(Collected data entries)

┄┄┄┄┄┄┄┄┄┄

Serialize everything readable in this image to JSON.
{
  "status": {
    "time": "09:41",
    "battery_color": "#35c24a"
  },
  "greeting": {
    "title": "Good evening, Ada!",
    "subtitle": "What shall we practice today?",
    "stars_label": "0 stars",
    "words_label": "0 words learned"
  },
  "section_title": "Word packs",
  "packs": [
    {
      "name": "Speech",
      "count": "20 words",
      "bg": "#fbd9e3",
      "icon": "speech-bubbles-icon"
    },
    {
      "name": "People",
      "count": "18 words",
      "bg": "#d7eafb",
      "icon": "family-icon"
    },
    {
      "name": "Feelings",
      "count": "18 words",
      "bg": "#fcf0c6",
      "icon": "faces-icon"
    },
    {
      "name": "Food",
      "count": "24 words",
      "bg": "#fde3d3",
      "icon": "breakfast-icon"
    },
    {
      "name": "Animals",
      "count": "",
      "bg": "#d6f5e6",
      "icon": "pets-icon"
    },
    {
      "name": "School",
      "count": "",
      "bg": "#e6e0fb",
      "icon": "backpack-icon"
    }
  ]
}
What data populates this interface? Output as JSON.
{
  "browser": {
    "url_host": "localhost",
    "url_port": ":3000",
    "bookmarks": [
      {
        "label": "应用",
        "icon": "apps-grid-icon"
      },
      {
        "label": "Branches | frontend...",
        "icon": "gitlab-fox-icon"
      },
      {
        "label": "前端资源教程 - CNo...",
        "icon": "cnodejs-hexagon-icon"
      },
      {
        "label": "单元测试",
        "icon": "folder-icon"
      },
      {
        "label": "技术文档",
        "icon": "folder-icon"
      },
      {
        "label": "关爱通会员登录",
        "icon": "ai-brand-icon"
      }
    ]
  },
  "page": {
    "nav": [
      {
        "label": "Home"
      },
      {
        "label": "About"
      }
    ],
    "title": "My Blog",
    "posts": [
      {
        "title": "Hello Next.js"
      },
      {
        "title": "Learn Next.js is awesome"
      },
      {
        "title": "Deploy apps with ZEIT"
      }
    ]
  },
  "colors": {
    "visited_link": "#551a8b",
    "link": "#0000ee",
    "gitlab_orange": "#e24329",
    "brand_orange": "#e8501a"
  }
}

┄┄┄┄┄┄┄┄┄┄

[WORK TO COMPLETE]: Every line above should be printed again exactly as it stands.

[SOLUTION FOR THIS EXERCISE]:
Serialize everything readable in this image to JSON.
{
  "status": {
    "time": "09:41",
    "battery_color": "#35c24a"
  },
  "greeting": {
    "title": "Good evening, Ada!",
    "subtitle": "What shall we practice today?",
    "stars_label": "0 stars",
    "words_label": "0 words learned"
  },
  "section_title": "Word packs",
  "packs": [
    {
      "name": "Speech",
      "count": "20 words",
      "bg": "#fbd9e3",
      "icon": "speech-bubbles-icon"
    },
    {
      "name": "People",
      "count": "18 words",
      "bg": "#d7eafb",
      "icon": "family-icon"
    },
    {
      "name": "Feelings",
      "count": "18 words",
      "bg": "#fcf0c6",
      "icon": "faces-icon"
    },
    {
      "name": "Food",
      "count": "24 words",
      "bg": "#fde3d3",
      "icon": "breakfast-icon"
    },
    {
      "name": "Animals",
      "count": "",
      "bg": "#d6f5e6",
      "icon": "pets-icon"
    },
    {
      "name": "School",
      "count": "",
      "bg": "#e6e0fb",
      "icon": "backpack-icon"
    }
  ]
}
What data populates this interface? Output as JSON.
{
  "browser": {
    "url_host": "localhost",
    "url_port": ":3000",
    "bookmarks": [
      {
        "label": "应用",
        "icon": "apps-grid-icon"
      },
      {
        "label": "Branches | frontend...",
        "icon": "gitlab-fox-icon"
      },
      {
        "label": "前端资源教程 - CNo...",
        "icon": "cnodejs-hexagon-icon"
      },
      {
        "label": "单元测试",
        "icon": "folder-icon"
      },
      {
        "label": "技术文档",
        "icon": "folder-icon"
      },
      {
        "label": "关爱通会员登录",
        "icon": "ai-brand-icon"
      }
    ]
  },
  "page": {
    "nav": [
      {
        "label": "Home"
      },
      {
        "label": "About"
      }
    ],
    "title": "My Blog",
    "posts": [
      {
        "title": "Hello Next.js"
      },
      {
        "title": "Learn Next.js is awesome"
      },
      {
        "title": "Deploy apps with ZEIT"
      }
    ]
  },
  "colors": {
    "visited_link": "#551a8b",
    "link": "#0000ee",
    "gitlab_orange": "#e24329",
    "brand_orange": "#e8501a"
  }
}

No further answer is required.